Mukatimui Kalima-Munalula
Women and Newborn Hospital 
Lusaka, Zambia
Fellow of the IGCS Global Curriculum & Mentorship Program

Where did you complete your training? Or tell us about your background in gyn oncology.
I was accepted into the IGCS program in 2018.

Why did you decide to pursue a career in gyn oncology or what about it interested you?
I trained as an obstetrician/gynecologist and was initially looking forward to working as an obstetrician. However, whenever I worked on the gynecology wards I noticed that few of us as doctors were interested in working with women that have gynecologic problems.

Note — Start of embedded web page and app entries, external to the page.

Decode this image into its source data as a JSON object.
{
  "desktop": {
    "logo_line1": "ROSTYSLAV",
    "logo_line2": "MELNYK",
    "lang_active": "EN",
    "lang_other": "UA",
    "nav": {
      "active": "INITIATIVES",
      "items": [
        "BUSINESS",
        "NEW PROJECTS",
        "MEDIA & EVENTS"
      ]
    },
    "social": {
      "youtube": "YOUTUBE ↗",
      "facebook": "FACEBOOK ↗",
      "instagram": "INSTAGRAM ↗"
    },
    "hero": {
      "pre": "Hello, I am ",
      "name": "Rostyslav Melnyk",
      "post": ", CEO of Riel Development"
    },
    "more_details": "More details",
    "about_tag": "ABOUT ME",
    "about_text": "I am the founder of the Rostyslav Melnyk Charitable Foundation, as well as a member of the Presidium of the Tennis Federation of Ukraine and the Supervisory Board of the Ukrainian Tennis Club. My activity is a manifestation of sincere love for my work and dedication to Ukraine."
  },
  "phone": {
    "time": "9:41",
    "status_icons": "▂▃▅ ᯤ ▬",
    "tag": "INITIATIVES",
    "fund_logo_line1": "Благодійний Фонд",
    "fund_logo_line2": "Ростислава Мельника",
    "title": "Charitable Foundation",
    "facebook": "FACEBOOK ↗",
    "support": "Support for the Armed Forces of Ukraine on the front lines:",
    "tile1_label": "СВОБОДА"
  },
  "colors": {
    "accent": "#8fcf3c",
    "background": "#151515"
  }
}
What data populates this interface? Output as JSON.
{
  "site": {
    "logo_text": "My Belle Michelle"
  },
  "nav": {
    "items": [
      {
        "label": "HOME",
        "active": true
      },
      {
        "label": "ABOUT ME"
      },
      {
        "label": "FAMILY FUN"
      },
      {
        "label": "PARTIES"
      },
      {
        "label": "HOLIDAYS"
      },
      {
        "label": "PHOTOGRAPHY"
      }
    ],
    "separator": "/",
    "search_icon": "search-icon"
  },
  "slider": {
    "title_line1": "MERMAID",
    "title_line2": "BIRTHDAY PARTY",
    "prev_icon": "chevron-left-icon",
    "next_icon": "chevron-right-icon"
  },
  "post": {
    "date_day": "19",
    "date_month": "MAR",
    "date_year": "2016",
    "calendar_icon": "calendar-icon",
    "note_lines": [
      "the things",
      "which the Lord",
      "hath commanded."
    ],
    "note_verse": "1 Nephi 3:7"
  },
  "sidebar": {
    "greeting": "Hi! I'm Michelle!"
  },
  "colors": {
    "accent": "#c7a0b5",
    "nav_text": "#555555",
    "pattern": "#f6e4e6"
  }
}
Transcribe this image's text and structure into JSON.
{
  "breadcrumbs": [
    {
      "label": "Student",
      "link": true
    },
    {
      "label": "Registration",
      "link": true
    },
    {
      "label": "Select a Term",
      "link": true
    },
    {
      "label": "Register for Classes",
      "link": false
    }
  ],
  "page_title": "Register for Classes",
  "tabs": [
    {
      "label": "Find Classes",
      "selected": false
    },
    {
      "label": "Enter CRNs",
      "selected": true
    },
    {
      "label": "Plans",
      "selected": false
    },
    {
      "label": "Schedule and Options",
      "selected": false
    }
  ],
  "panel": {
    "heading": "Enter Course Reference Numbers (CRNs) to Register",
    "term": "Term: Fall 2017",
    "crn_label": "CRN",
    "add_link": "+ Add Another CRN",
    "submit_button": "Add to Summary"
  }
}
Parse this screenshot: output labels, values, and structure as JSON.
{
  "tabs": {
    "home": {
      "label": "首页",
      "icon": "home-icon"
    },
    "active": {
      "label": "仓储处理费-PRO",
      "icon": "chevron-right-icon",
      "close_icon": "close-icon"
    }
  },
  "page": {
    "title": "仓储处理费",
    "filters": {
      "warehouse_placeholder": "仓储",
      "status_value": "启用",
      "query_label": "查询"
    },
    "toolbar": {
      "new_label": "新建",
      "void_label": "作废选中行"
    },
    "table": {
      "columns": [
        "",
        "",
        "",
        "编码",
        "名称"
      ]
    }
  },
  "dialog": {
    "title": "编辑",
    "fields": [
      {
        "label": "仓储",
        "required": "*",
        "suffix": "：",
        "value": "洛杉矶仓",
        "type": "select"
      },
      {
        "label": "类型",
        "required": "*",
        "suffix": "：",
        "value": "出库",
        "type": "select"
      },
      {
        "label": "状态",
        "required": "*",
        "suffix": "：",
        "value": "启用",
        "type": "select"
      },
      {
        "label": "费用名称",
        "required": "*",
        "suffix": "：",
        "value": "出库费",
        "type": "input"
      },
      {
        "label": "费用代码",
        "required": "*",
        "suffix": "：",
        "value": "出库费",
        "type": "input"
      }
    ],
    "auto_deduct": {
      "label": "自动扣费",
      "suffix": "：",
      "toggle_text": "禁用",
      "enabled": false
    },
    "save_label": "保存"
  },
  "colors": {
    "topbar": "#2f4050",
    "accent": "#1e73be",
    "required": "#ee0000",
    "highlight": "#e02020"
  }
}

Gynecologic cancers were especially not “popular.” They appeared to be the “ugly sisters” in the Cinderella story. Therefore, I was drawn to gyn oncology because I felt that if I can make a difference in one woman’s life it would be very satisfying. When I joined the fellowship, I realized that it was possible to make the difference in many women’s lives.

Tell us about your work in women’s cancer: daily activities and/or special projects.
My biggest satisfaction comes from looking after women who have had disfiguring vulvar disease, which has been removed by surgery, and seeing the renewed self-confidence they have.

What is the most rewarding part of your career?
One of the most rewarding parts of my career is being able to offer women–especially with vulvar disease—a way of managing their sometimes-disfiguring lesions.

What is the most beneficial resource or equipment you have access to at your training site?
The most beneficial resource at my training site is that we have developed an MDT that manages patients with gynae cancers. Initially patients would be referred to the cancer disease hospital without any means of following up on their care. With the MDT, we are able to engage various staff members in the holistic care of our patients and appropriately plan their care from diagnosis to surgery, and chemo radiation and follow up.

What is one of the biggest challenges in gyn cancer care in your region? What resources are lacking?
The biggest challenge we have is that we have only one cancer care center in our country for over 17 million people. We only have one radiation machine, CT scan, and MRI scan. We also sometimes run out of chemotherapeutic drugs, and therefore, out-patients’ treatment is interrupted.

How long have you been a member and how did you become involved with IGCS?
I have been a member since September 2019– after I became a fellow.

Do you have any hobbies or is there an interesting fact about your life that you’d like to share?
I love to run. I’ve done 5 half marathons in the past 3 years. I was planning to run my first marathon later this year, but COVID-19 happened.

What is a unique or fun fact about your country or community culture?
Our country has one of the most beautiful waterfalls in the world, Victoria Falls, which is located in the southern part of Zambia. It is one of the many falls that are in our country.

Does your country/region have a traditional food or drink? Do you like it?
One of the regions in our country has a traditional food made of maize and groundnuts. I absolutely love eating it!